Getting it right from the start

To prevent things from going awry, many proteins must start the folding process while they are ‘born’. “Protein folding is coupled to protein synthesis,” says Kaiser. “This has been known for decades. But the tools needed to study the process have become available only recently.”

The tools needed to study the process of protein folding have become available only recently.

One of these tools, developed by Kaiser’s team, allows researchers to observe single molecules. This enables direct observation of nascent protein folding on the ribosome, a cell component that synthesizes proteins.

Large proteins, which make up the majority of all human proteins, rely heavily on this mode of folding. For instance, one cause of cystic fibrosis is perturbed coupling of synthesis and folding. Kaiser’s studies promise to yield a mechanistic understanding that can then be used to rationally optimize the folding of these proteins.

Crossing the membrane

Another topic researched by Kaiser’s team is the way proteins are transported out of the cell where they originate. When a protein crosses the cell membrane, its 3D structure needs to be adjusted to align with the molecular ‘gates’ that allow protein transport. Many proteins need to be secreted through the cell membrane, to perform their duties elsewhere in the body. Examples include antibodies and collagen, the latter of which gives stability to tissues and tendons.

If we understand protein transport better, it may enable us to engineer better systems for creating therapeutic antibodies

Transport of antibodies across the cell membrane is of particular interest. “If we understand this transport process better, it may enable us to engineer better systems for creating therapeutic antibodies”, says Kaiser. Such artificial antibodies could be used to support the body’s immune system, and help combat viruses, bacteria and other pathogens.

Antibiotic resistance

Kaiser is also interested in the way bacteria transport proteins through their membranes. By secreting specific proteins into their surroundings, bacteria can develop antibiotic resistance. Kaiser: “We are in desperate need of new antibiotics. So it is very useful to study how proteins are made that mediate antibiotic resistance. Besides, many proteins that bacteria need to survive in the first place are also transported through this system. If we can find compounds that inhibit this system, we have a very effective drug against bacteria.”

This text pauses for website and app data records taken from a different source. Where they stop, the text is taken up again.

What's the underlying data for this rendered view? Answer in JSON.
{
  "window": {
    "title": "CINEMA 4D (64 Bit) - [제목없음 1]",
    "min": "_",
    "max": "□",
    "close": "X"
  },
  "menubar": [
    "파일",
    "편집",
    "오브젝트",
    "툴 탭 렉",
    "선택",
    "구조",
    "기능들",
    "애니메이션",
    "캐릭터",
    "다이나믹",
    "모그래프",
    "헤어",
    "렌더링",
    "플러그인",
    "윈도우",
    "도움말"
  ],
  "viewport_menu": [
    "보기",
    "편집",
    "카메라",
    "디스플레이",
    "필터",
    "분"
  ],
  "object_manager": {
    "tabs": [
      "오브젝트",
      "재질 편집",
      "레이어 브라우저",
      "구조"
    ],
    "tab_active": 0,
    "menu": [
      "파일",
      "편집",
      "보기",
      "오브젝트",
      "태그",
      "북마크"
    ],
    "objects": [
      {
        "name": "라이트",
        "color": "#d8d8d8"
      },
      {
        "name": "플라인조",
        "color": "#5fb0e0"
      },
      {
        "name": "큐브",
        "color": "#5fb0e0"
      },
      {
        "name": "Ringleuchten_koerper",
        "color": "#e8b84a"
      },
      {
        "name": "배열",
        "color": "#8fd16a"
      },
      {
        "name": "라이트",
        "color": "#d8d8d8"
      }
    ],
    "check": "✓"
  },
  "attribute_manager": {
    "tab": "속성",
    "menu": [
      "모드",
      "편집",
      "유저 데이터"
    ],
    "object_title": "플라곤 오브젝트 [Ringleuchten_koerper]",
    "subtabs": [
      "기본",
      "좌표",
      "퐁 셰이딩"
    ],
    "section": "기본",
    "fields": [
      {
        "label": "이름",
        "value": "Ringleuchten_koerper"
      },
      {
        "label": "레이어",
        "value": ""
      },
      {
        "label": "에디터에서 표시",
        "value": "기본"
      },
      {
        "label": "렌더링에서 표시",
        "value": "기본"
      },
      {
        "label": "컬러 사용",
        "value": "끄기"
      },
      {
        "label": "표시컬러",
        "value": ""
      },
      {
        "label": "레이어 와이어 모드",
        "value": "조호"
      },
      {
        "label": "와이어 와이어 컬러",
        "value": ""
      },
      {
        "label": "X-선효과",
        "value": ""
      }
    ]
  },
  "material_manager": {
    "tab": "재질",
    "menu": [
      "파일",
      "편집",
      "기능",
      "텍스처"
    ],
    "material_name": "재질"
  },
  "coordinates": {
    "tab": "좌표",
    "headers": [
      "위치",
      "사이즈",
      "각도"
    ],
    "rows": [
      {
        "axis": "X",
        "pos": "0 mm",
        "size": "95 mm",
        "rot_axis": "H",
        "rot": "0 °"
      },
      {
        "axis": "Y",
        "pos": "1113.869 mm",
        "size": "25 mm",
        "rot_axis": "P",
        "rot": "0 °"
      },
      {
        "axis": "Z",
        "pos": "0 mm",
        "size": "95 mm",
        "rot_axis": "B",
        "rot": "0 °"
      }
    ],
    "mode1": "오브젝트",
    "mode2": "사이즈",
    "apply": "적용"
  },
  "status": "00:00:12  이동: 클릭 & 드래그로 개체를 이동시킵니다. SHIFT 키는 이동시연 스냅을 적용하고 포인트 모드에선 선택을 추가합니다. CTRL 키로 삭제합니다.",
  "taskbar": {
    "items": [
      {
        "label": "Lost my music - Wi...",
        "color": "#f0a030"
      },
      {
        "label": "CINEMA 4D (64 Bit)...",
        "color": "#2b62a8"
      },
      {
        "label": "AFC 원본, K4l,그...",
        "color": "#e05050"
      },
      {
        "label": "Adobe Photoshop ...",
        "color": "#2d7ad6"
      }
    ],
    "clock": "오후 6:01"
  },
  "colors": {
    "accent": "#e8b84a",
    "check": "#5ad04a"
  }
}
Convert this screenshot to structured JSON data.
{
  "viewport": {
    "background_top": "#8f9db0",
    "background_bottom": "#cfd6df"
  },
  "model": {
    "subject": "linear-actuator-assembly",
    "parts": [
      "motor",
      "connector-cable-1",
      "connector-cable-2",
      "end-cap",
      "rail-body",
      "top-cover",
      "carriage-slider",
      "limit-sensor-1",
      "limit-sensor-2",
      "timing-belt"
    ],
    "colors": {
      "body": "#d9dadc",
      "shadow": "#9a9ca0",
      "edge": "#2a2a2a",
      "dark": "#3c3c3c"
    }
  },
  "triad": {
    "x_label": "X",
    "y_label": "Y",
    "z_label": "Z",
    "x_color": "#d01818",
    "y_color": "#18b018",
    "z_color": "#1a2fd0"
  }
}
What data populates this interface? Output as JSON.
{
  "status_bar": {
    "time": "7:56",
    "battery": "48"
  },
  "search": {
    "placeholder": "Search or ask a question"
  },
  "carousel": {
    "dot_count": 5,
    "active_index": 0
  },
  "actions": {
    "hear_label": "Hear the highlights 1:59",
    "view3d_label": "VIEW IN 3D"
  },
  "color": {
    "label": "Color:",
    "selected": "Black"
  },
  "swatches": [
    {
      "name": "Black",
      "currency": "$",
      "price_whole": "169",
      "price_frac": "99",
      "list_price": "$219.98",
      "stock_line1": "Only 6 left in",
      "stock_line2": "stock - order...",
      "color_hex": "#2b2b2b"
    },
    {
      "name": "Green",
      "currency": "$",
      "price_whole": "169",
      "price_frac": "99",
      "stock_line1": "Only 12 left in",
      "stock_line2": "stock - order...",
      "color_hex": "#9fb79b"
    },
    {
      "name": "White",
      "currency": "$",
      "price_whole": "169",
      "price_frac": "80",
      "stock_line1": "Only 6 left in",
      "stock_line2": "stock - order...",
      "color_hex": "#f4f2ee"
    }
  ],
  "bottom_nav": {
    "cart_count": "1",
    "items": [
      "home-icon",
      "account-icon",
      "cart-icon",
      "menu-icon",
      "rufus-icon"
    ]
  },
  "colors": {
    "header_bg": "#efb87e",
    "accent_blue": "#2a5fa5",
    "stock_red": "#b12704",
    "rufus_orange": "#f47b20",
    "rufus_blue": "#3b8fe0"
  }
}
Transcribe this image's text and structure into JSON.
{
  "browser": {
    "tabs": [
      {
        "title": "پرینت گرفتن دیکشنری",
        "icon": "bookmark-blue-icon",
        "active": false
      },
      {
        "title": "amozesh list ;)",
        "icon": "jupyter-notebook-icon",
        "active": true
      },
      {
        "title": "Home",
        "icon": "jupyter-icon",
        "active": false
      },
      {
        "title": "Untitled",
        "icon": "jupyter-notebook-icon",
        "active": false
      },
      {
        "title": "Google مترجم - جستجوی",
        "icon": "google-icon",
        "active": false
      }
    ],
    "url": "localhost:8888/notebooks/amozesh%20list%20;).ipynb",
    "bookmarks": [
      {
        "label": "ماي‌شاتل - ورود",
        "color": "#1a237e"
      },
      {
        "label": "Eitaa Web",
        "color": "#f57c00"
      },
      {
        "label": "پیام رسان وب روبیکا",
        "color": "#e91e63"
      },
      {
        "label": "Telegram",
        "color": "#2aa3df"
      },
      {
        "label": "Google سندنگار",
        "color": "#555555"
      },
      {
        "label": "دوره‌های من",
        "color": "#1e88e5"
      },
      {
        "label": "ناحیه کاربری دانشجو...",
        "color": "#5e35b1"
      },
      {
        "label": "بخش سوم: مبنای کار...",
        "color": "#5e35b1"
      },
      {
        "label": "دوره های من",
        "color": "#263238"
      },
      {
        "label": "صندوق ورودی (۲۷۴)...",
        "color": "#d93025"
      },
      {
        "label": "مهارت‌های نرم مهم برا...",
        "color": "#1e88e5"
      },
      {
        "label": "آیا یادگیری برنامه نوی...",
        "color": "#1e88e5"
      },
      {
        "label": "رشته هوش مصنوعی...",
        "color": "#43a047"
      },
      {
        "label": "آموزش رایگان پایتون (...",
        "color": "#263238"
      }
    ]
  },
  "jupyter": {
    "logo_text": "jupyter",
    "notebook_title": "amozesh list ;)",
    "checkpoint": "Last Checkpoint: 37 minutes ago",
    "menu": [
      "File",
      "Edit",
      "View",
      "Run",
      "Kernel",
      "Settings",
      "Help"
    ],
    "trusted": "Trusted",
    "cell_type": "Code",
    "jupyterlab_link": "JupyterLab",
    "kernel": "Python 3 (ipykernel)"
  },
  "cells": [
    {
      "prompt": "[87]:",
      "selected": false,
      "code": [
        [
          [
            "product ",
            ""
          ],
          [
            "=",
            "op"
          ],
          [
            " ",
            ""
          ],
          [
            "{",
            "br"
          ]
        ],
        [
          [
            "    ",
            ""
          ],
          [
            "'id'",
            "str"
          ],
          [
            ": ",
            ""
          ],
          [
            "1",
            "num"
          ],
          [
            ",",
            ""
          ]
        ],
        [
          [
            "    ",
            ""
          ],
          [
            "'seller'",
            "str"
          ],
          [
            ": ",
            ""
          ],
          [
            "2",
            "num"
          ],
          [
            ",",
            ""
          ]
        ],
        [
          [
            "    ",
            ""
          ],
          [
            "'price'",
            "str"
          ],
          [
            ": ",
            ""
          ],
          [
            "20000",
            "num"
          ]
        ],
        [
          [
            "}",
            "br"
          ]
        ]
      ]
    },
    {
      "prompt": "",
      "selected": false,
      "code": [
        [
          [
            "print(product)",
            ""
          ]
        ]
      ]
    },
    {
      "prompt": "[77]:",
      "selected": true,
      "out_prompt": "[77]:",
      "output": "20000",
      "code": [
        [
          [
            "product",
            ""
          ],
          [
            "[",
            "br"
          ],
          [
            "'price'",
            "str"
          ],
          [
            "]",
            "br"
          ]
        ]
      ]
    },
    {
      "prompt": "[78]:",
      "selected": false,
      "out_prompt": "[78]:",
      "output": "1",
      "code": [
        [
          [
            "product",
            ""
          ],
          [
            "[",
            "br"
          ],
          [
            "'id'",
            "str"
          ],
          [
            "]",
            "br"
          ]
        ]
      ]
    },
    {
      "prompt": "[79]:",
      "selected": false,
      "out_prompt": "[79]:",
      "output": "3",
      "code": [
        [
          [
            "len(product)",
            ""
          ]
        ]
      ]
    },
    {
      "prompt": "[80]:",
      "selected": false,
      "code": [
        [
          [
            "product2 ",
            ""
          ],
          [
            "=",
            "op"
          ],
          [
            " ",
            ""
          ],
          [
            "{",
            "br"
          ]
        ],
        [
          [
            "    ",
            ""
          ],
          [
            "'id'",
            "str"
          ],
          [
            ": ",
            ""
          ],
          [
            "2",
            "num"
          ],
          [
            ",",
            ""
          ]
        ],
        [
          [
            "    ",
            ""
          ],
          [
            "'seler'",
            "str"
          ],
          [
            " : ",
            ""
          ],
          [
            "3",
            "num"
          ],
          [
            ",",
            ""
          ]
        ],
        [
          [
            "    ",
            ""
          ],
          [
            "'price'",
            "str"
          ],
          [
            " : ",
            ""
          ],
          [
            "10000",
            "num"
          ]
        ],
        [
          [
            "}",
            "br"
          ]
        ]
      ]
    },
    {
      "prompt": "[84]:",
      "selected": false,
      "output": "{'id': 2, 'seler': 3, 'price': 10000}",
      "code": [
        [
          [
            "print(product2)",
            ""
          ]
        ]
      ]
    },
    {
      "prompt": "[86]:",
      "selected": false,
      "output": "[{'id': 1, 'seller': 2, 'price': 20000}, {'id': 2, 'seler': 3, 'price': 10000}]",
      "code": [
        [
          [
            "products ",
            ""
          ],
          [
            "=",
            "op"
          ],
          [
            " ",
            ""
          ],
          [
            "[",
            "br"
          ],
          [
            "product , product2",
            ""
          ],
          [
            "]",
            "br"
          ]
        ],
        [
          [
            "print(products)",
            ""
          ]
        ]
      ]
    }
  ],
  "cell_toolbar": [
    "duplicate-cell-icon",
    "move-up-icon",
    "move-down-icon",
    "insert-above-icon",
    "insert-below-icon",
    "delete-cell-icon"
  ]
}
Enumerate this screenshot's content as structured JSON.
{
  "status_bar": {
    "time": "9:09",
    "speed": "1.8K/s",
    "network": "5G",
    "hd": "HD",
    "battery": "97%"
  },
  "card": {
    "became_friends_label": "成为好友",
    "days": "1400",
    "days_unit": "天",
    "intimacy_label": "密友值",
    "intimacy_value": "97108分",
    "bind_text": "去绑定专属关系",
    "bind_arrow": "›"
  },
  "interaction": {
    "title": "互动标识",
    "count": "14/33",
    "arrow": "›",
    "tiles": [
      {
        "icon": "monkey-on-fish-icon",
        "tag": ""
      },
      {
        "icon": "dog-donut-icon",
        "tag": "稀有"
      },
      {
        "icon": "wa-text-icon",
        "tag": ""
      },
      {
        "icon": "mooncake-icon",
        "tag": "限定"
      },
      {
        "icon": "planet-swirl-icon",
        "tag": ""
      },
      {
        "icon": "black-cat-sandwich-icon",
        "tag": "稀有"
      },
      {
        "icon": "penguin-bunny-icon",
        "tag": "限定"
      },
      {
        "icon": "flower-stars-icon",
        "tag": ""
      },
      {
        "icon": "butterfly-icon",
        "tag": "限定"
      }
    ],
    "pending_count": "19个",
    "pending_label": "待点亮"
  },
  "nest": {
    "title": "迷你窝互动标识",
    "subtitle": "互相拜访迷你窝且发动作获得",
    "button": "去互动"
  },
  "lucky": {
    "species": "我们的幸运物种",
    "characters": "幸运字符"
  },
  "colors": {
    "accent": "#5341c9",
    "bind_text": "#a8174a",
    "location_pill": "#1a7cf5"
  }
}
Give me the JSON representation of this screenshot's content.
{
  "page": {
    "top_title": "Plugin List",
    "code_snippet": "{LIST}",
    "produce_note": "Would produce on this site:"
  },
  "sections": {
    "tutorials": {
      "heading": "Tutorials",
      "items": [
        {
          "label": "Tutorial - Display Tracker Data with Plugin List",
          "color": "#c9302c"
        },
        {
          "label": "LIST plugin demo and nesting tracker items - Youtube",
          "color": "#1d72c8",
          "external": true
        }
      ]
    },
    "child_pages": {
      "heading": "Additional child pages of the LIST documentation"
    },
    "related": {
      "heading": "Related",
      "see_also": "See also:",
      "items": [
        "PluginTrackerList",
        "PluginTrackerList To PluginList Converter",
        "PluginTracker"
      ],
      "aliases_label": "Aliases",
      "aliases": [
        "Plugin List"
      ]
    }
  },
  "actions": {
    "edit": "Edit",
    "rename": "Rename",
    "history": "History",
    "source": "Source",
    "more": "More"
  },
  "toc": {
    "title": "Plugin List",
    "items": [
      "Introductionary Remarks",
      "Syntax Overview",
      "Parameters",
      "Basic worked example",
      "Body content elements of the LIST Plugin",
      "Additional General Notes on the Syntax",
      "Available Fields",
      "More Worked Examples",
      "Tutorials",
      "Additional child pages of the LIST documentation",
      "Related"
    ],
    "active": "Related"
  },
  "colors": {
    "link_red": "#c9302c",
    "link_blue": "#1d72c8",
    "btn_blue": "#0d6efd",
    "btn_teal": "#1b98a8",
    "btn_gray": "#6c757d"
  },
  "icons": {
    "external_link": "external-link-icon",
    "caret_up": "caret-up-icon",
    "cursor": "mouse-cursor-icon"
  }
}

If we can find compounds that inhibit this transport system, we have a very effective drug against bacteria.

Molecular chaperones

A class of helper proteins that  Kaiser particularly focusses on are so-called molecular chaperones. These are proteins that help other proteins reach and maintain their correct 3D structures, and also assist with protein transport. “We want to understand how molecular chaperones work”, says Kaiser. “We know chaperones are very important, but it’s not well understood what they actually do.”

Unraveling proteins with optical tweezers

Protein folding is very complex and quite difficult to study, says Kaiser, especially for large proteins. To understand protein folding, his team uses a technique called optical tweezers. This technique quite literally unravels single protein molecules. It uses laser beams to create mechanical forces that pull a protein on two sides, which causes unfolding.

I’m excited that my group brings this approach and the necessary skills to Utrecht University

Watching the protein unfold and fold back again, researchers can dissect the steps involved in the original folding process. It also helps to understand protein transport, since proteins have to adjust their 3D structure when they travel through the membrane. “This technique is extremely powerful”, says Kaiser. “I’m excited that my group brings this approach and the necessary skills to Utrecht University.”